• [EXERCISE AIM]: Where a line in the listing below holds the word "text", count that line; give the total alone.

:::

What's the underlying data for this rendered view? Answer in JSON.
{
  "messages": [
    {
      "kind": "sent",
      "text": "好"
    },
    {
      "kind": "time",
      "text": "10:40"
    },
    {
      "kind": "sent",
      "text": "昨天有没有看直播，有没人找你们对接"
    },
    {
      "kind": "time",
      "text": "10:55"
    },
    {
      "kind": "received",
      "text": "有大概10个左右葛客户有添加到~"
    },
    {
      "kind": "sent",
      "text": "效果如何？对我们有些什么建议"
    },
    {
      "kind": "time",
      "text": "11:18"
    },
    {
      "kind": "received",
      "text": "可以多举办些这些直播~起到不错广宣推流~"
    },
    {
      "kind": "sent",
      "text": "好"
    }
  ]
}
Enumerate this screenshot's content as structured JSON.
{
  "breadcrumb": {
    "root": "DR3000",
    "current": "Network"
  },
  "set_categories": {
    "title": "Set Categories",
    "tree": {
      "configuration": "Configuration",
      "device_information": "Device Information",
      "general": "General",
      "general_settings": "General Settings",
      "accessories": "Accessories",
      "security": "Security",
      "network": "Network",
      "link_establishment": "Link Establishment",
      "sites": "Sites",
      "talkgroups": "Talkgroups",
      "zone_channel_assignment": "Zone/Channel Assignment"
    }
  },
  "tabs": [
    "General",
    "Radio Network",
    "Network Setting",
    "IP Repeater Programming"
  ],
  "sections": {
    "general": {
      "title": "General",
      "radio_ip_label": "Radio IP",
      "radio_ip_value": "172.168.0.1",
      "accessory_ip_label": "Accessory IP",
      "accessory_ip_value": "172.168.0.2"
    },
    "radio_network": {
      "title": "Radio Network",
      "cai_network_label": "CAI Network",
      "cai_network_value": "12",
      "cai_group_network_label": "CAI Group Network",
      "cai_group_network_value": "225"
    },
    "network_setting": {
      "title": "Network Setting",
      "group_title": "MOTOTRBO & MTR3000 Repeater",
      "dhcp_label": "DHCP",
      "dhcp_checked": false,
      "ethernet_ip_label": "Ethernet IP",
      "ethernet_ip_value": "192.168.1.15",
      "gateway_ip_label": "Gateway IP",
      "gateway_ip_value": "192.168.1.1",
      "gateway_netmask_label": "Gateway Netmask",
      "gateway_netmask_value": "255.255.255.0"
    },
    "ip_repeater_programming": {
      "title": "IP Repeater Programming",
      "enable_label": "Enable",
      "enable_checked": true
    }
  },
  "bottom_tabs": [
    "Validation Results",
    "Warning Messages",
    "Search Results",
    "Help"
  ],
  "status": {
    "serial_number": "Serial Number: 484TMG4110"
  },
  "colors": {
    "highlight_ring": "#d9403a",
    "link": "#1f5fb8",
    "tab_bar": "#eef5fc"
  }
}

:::

• [RESULT]: 9